“A Wing And A Care” follows the stories of these three men as they work to protect the birds they love, and shows how a single individual can make a world of difference in the life of a bird. And it asks a critical question: how can each one of us get involved and help build a better future for these incredible birds?

For more than 30 years, Norman Smith has been studying Snowy Owls. Through his Snowy Owl Project, which he started in 1981, Smith has banded and released 700 birds, shedding light on migration routes, learning their habits, and gaining insight into their lifestyles. Along the way, Smith has given countless public presentations in his relentless effort to promote Snowy Owl conservation.

Four decades ago, Dr. Stephen Kress founded Project Puffin with the goal of restoring Atlantic Puffins to Maine’s Eastern Egg Rock—a historical breeding site that had been empty of puffins for nearly a century. Thanks to Dr. Kress’ vision and more than half a lifetime of dedicated and tireless work, he has done what many thought impossible: the Puffins are back, and Eastern Egg Rock is once again home to a thriving colony of these delightful birds.

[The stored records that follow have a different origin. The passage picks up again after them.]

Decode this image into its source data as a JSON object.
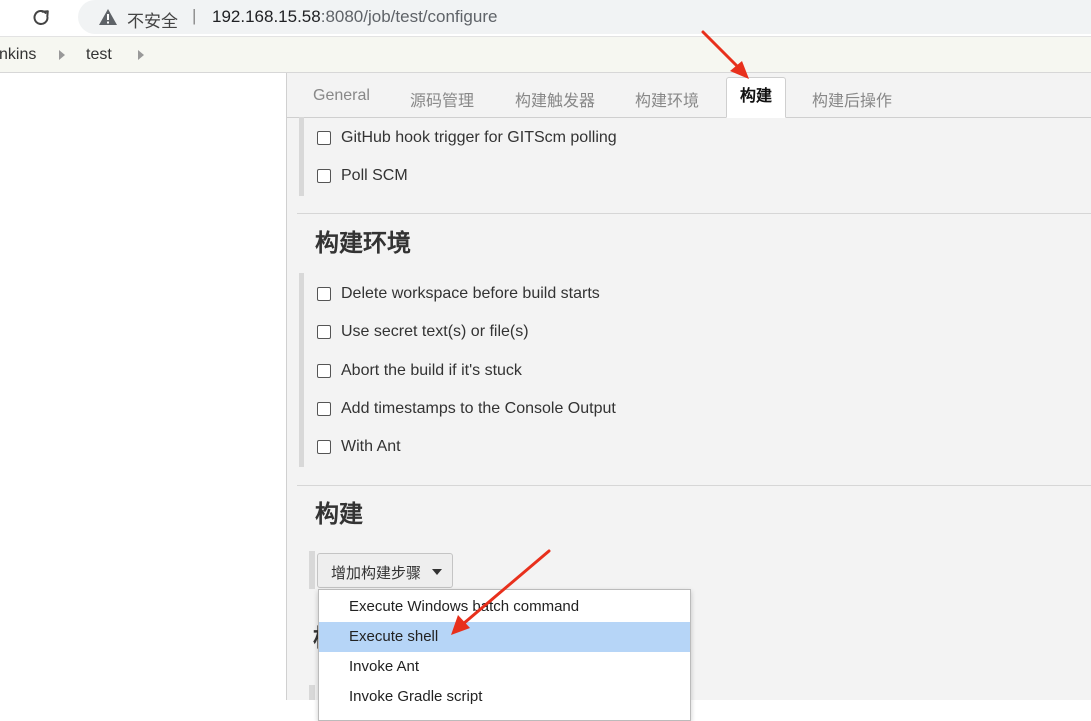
{
  "browser": {
    "security_label": "不安全",
    "separator": "|",
    "url_host": "192.168.15.58",
    "url_rest": ":8080/job/test/configure"
  },
  "breadcrumb": {
    "items": [
      "nkins",
      "test"
    ]
  },
  "tabs": [
    {
      "label": "General"
    },
    {
      "label": "源码管理"
    },
    {
      "label": "构建触发器"
    },
    {
      "label": "构建环境"
    },
    {
      "label": "构建"
    },
    {
      "label": "构建后操作"
    }
  ],
  "active_tab": "构建",
  "triggers": {
    "items": [
      {
        "label": "GitHub hook trigger for GITScm polling",
        "checked": false
      },
      {
        "label": "Poll SCM",
        "checked": false
      }
    ]
  },
  "build_env": {
    "title": "构建环境",
    "items": [
      {
        "label": "Delete workspace before build starts",
        "checked": false
      },
      {
        "label": "Use secret text(s) or file(s)",
        "checked": false
      },
      {
        "label": "Abort the build if it's stuck",
        "checked": false
      },
      {
        "label": "Add timestamps to the Console Output",
        "checked": false
      },
      {
        "label": "With Ant",
        "checked": false
      }
    ]
  },
  "build": {
    "title": "构建",
    "add_step_label": "增加构建步骤",
    "menu": [
      {
        "label": "Execute Windows batch command"
      },
      {
        "label": "Execute shell"
      },
      {
        "label": "Invoke Ant"
      },
      {
        "label": "Invoke Gradle script"
      }
    ],
    "highlighted_item": "Execute shell"
  },
  "colors": {
    "highlight": "#b6d5f7",
    "annotation_arrow": "#e8301c",
    "page_bg": "#f3f3f3"
  }
}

Tom Sayers is a retired schoolteacher and keen observer of the natural world. Deeply involved in the Connecticut birding community, Sayers began to see a sharp decline in the local population of American Kestrels. In 2010, Sayers took action, launching a groundbreaking program to establish and monitor Kestrel nest boxes, banding each year’s new birds. Over the course of six seasons, he’s banded over 500 fledgling Kestrels, collecting valuable data and shining a light on the habits and health of this magnificent falcon.